**What the exercise asks:** Within this material, how many lines include the word "title"? Answer with a number and nothing more.
*** Begin section ***
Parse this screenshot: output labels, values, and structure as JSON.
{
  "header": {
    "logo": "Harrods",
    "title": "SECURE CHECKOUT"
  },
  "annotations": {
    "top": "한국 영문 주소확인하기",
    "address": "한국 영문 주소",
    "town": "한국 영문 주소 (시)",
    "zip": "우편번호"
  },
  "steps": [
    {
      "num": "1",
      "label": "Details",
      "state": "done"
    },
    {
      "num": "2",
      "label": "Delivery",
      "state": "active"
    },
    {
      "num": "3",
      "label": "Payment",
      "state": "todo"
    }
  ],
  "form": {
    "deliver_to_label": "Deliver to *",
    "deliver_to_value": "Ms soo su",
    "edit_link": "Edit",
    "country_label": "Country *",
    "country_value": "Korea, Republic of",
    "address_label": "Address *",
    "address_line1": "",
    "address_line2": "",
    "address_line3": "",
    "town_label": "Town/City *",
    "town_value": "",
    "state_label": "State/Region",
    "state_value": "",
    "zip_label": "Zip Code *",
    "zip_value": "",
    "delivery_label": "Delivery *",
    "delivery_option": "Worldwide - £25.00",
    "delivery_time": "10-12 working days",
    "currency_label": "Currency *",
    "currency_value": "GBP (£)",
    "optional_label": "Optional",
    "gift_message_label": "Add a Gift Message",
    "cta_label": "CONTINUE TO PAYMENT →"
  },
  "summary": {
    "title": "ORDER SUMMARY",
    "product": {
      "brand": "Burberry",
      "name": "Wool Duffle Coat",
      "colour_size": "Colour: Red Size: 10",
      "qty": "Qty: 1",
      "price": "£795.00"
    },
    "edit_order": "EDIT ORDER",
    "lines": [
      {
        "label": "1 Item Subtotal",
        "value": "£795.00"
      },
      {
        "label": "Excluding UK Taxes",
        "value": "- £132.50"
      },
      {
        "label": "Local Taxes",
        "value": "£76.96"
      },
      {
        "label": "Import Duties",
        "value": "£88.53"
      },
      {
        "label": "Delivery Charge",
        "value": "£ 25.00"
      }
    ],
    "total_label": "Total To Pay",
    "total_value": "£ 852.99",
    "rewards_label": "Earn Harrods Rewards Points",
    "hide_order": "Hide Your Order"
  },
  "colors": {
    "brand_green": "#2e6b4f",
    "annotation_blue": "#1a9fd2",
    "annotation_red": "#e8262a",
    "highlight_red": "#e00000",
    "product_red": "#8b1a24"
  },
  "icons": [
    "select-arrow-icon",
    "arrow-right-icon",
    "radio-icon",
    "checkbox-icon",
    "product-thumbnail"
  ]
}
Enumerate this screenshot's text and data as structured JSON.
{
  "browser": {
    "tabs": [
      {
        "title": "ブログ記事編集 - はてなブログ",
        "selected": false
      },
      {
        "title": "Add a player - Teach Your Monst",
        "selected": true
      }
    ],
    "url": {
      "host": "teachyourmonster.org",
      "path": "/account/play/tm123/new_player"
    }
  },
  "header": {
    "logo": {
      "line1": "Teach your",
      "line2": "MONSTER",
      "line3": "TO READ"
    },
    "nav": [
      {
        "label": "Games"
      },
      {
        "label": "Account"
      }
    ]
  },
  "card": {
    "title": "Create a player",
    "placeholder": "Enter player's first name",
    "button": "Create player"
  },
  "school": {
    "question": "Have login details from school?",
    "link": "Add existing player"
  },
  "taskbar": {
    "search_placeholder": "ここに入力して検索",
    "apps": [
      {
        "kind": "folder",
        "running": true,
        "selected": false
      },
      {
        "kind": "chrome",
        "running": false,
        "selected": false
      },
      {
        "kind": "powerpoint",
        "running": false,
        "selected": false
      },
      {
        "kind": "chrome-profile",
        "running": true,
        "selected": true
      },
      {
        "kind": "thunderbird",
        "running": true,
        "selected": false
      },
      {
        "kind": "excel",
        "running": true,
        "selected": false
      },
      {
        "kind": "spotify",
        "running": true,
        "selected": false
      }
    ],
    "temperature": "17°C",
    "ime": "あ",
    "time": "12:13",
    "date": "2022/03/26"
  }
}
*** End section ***
**Reply:** 5